PROBLEM DETAILS »
Exact copies of all entries are needed. Pictures are to be left out.

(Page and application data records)
◆ ◆ ◆ ◆ ◆

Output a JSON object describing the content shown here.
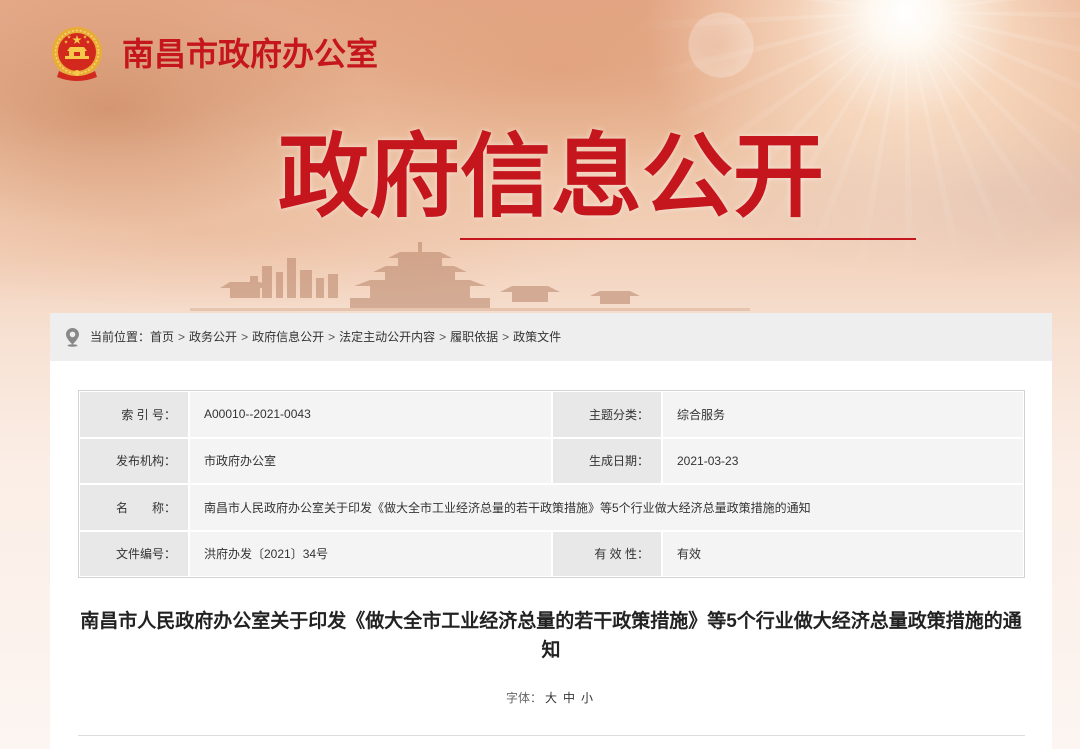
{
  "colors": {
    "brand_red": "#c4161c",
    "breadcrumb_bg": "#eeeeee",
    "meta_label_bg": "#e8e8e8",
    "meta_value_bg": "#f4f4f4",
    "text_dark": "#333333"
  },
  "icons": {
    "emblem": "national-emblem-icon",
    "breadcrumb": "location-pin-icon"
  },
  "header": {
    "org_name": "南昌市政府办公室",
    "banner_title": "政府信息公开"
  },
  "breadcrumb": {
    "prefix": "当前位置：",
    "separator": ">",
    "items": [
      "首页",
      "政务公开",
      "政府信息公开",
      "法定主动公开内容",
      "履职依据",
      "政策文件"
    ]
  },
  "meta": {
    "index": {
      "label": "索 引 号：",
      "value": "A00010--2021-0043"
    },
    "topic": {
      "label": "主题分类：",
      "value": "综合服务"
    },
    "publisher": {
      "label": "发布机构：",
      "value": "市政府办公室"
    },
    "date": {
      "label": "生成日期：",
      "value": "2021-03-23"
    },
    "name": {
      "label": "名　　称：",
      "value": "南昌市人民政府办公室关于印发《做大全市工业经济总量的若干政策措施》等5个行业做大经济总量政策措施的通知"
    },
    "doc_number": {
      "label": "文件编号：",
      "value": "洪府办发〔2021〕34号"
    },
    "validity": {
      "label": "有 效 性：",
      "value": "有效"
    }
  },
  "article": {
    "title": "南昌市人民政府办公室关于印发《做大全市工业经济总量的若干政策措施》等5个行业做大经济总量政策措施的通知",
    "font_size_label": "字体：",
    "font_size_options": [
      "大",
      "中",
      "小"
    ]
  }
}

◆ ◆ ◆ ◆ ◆

SOLUTION »
Output a JSON object describing the content shown here.
{
  "colors": {
    "brand_red": "#c4161c",
    "breadcrumb_bg": "#eeeeee",
    "meta_label_bg": "#e8e8e8",
    "meta_value_bg": "#f4f4f4",
    "text_dark": "#333333"
  },
  "icons": {
    "emblem": "national-emblem-icon",
    "breadcrumb": "location-pin-icon"
  },
  "header": {
    "org_name": "南昌市政府办公室",
    "banner_title": "政府信息公开"
  },
  "breadcrumb": {
    "prefix": "当前位置：",
    "separator": ">",
    "items": [
      "首页",
      "政务公开",
      "政府信息公开",
      "法定主动公开内容",
      "履职依据",
      "政策文件"
    ]
  },
  "meta": {
    "index": {
      "label": "索 引 号：",
      "value": "A00010--2021-0043"
    },
    "topic": {
      "label": "主题分类：",
      "value": "综合服务"
    },
    "publisher": {
      "label": "发布机构：",
      "value": "市政府办公室"
    },
    "date": {
      "label": "生成日期：",
      "value": "2021-03-23"
    },
    "name": {
      "label": "名　　称：",
      "value": "南昌市人民政府办公室关于印发《做大全市工业经济总量的若干政策措施》等5个行业做大经济总量政策措施的通知"
    },
    "doc_number": {
      "label": "文件编号：",
      "value": "洪府办发〔2021〕34号"
    },
    "validity": {
      "label": "有 效 性：",
      "value": "有效"
    }
  },
  "article": {
    "title": "南昌市人民政府办公室关于印发《做大全市工业经济总量的若干政策措施》等5个行业做大经济总量政策措施的通知",
    "font_size_label": "字体：",
    "font_size_options": [
      "大",
      "中",
      "小"
    ]
  }
}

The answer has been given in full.